By George Silva
Soil testing is a best practice recommended by Michigan State University Extension to achieve the desired agronomic, economic and environmental outcomes from fertilizer practices. Timing-wise, there are several advantages to soil test in the fall compared to spring:
• More time. There is more time available in the fall to collect soil samples and make fertilizer decisions compared to spring. Based on the soil analysis, fall allows additional time to think about upcoming management decisions.
Farmers usually apply phosphorus (P) and potassium (K) fertilizer in the fall when there is more time and equipment available and soil compaction is less of a concern. This simplifies spring operations and streamlines planting. On soils with optimum fertility levels, field research has shown fall applications of P and K would be equally effective compared to a spring application prior to corn and soybean planting. For winter wheat, all the P and K requirements are best applied at fall planting.
Also, dry fertilizers can be safely and quickly applied in the fall. Some tillage will help ensure nutrients are placed below the soil surface. This will help reduce stratification and lower the concentration of dissolved P in the runoff water.
• More favorable weather. Weather conditions typically are more favorable for collecting soil samples as compared to spring. Michigan’s unpredictable spring weather can force postponement or even abandonment of soil testing for that year.
• Best time for lime. Fall offers the best opportunity to apply lime as it provides more time to neutralize soil acidity. The soil test results should indicate the soil pH and if lime is needed to rectify excess acidity. Long-term experiments in Michigan have shown that liming will improve nutrient availability and generate a good return for investment.

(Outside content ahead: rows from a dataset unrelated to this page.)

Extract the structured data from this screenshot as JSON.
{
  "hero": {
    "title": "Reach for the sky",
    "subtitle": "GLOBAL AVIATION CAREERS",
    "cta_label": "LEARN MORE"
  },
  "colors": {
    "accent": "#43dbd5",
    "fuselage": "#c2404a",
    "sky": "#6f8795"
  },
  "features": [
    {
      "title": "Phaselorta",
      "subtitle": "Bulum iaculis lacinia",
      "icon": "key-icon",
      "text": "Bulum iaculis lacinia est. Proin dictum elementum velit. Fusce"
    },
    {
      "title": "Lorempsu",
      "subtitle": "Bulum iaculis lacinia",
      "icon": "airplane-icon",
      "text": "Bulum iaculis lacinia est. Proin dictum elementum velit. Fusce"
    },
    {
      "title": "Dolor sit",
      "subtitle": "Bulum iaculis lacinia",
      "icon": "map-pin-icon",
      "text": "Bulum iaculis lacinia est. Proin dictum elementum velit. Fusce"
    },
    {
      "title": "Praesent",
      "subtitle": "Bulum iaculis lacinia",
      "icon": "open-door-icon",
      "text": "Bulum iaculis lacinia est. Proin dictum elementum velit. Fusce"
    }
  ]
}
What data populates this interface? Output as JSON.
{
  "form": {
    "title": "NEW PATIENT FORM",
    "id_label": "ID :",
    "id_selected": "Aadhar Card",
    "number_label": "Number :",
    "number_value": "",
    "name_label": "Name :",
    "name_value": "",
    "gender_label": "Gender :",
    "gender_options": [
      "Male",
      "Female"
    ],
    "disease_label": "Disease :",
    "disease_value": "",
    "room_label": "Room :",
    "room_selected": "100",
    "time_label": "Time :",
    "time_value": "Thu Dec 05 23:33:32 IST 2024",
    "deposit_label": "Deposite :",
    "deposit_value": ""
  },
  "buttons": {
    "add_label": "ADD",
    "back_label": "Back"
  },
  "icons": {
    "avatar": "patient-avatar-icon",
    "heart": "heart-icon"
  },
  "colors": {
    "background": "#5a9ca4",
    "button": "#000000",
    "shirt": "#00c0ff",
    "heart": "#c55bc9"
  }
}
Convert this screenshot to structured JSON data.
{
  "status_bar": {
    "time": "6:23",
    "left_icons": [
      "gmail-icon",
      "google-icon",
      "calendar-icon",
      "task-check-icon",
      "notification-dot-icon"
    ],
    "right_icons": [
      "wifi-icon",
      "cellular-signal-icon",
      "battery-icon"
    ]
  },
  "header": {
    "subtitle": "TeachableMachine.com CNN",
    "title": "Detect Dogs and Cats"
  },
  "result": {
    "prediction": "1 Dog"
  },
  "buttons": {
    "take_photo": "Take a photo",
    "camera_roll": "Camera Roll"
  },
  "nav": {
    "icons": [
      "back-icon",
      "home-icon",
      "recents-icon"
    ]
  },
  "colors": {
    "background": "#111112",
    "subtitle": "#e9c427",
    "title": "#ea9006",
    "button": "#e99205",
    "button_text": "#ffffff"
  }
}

• Fertilizer cheaper in fall. Based on the soil test results, fertilizer can be purchased prior to the end of the year. Fertilizer is often cheaper in the fall compared to spring, when demand is high. Buying fertilizer before the end of this year could potentially have favorable tax implications.
• Labs less busy in fall. Soil testing laboratories are less busy. Generally, soil testing laboratories as busier in the spring compared to fall, as a majority of farmers, gardeners and homeowners wait until spring to soil test. Therefore, the turnaround time in spring is much longer. A longer wait for soil testing results may force delays in fertilizer timing.

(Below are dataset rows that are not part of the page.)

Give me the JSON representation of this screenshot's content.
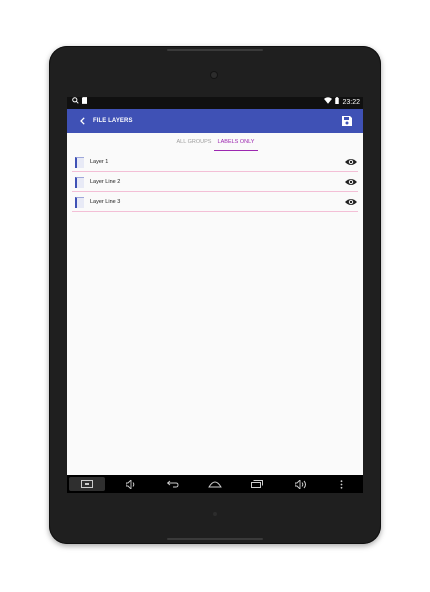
{
  "statusbar": {
    "time": "23:22",
    "icons": [
      "search-icon",
      "sd-card-icon",
      "wifi-icon",
      "battery-icon"
    ]
  },
  "appbar": {
    "title": "FILE LAYERS",
    "back_icon": "arrow-back-icon",
    "save_icon": "save-icon",
    "color": "#3f51b5"
  },
  "tabs": [
    {
      "label": "ALL GROUPS",
      "active": false
    },
    {
      "label": "LABELS ONLY",
      "active": true
    }
  ],
  "accent": "#9c27b0",
  "layers": [
    {
      "label": "Layer 1",
      "visible_icon": "eye-icon"
    },
    {
      "label": "Layer Line 2",
      "visible_icon": "eye-icon"
    },
    {
      "label": "Layer Line 3",
      "visible_icon": "eye-icon"
    }
  ],
  "navbar": {
    "buttons": [
      "screenshot-icon",
      "volume-down-icon",
      "back-icon",
      "home-icon",
      "recents-icon",
      "volume-up-icon",
      "more-icon"
    ]
  }
}
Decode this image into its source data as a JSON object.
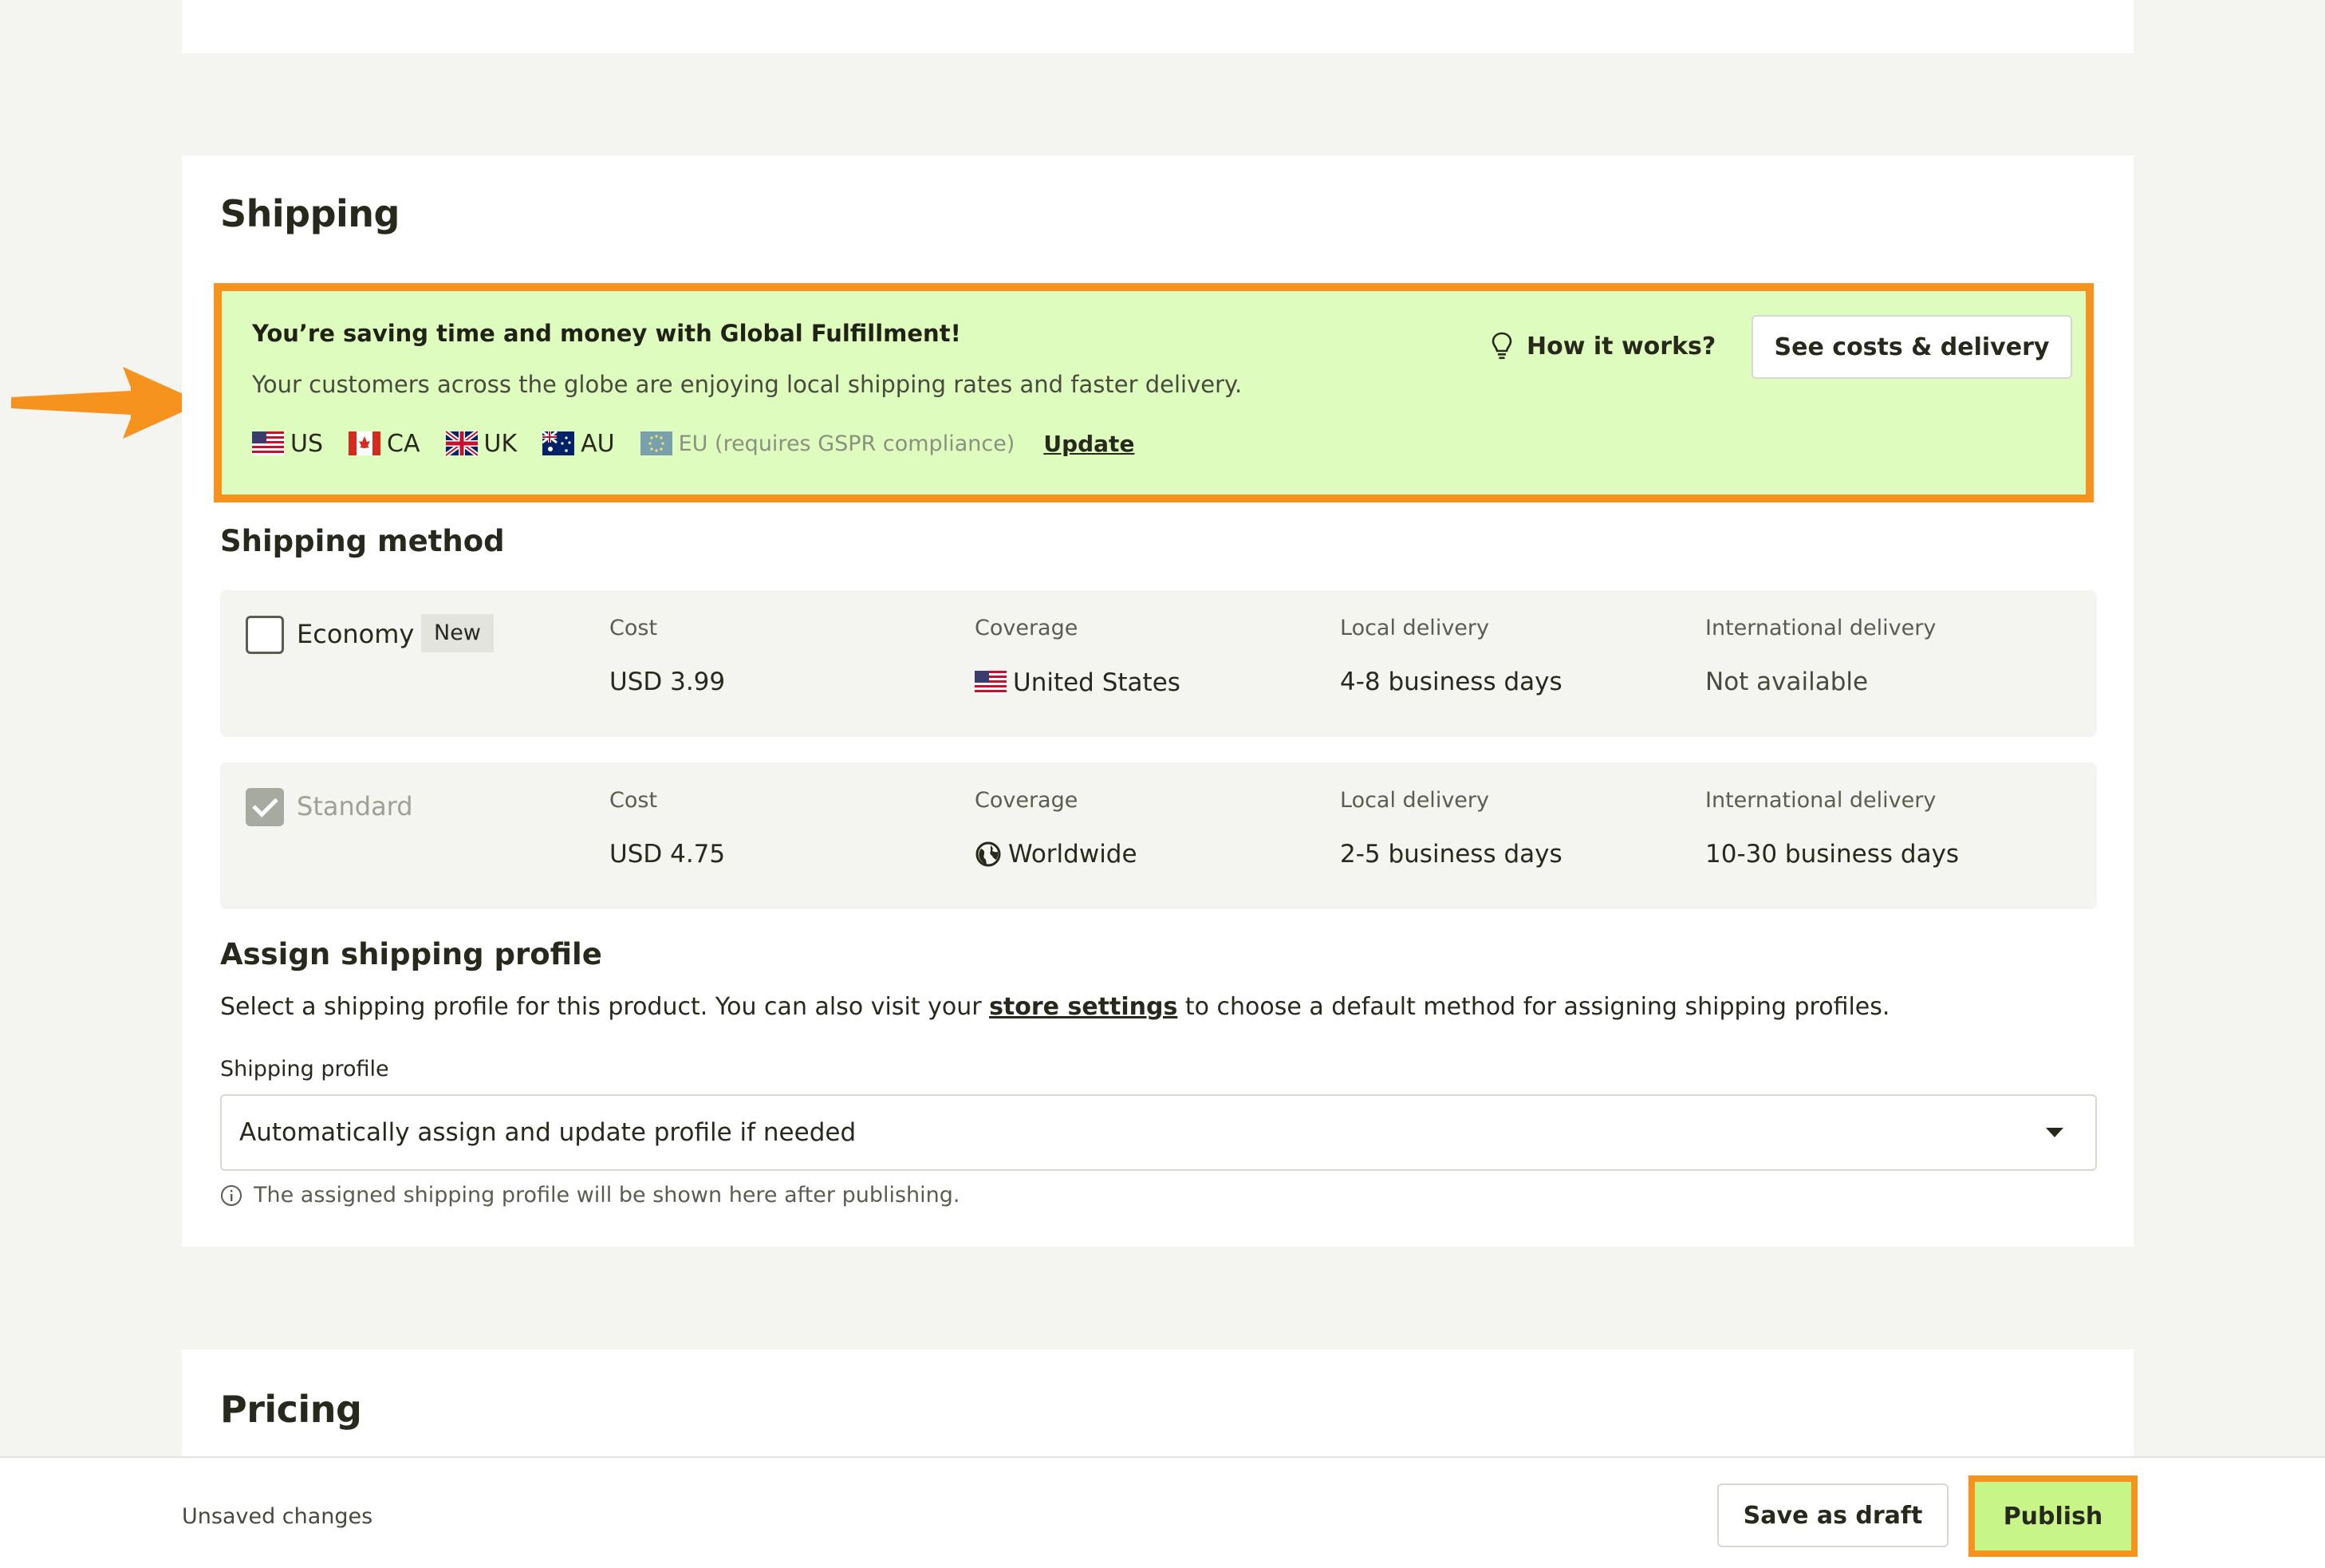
{
  "shipping": {
    "title": "Shipping",
    "banner": {
      "title": "You’re saving time and money with Global Fulfillment!",
      "subtitle": "Your customers across the globe are enjoying local shipping rates and faster delivery.",
      "countries": [
        {
          "code": "US",
          "flag": "us-flag-icon"
        },
        {
          "code": "CA",
          "flag": "ca-flag-icon"
        },
        {
          "code": "UK",
          "flag": "uk-flag-icon"
        },
        {
          "code": "AU",
          "flag": "au-flag-icon"
        }
      ],
      "eu_label": "EU (requires GSPR compliance)",
      "update_label": "Update",
      "how_it_works_label": "How it works?",
      "costs_button_label": "See costs & delivery"
    },
    "method_heading": "Shipping method",
    "methods": [
      {
        "name": "Economy",
        "badge": "New",
        "checked": false,
        "cost_label": "Cost",
        "cost": "USD 3.99",
        "coverage_label": "Coverage",
        "coverage": "United States",
        "coverage_icon": "us-flag-icon",
        "local_label": "Local delivery",
        "local": "4-8 business days",
        "intl_label": "International delivery",
        "intl": "Not available"
      },
      {
        "name": "Standard",
        "checked": true,
        "cost_label": "Cost",
        "cost": "USD 4.75",
        "coverage_label": "Coverage",
        "coverage": "Worldwide",
        "coverage_icon": "globe-icon",
        "local_label": "Local delivery",
        "local": "2-5 business days",
        "intl_label": "International delivery",
        "intl": "10-30 business days"
      }
    ],
    "profile": {
      "heading": "Assign shipping profile",
      "desc_before": "Select a shipping profile for this product. You can also visit your ",
      "desc_link": "store settings",
      "desc_after": " to choose a default method for assigning shipping profiles.",
      "field_label": "Shipping profile",
      "selected": "Automatically assign and update profile if needed",
      "hint": "The assigned shipping profile will be shown here after publishing."
    }
  },
  "pricing": {
    "title": "Pricing"
  },
  "footer": {
    "status": "Unsaved changes",
    "draft_label": "Save as draft",
    "publish_label": "Publish"
  },
  "colors": {
    "highlight": "#f6931f",
    "banner_bg": "#dffcbf",
    "publish_bg": "#c7f587",
    "page_bg": "#f4f4f0"
  }
}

There are several good quality labs available to Michigan farmers, Visit the MSU Soil and Plant Nutrient Laboratory for details on submission, interpretation, fee schedule and more. MSU Extension educators are available to assist people in learning more about utilizing the soil test data to their best advantage.
Silva is a Michigan State University Extension educator.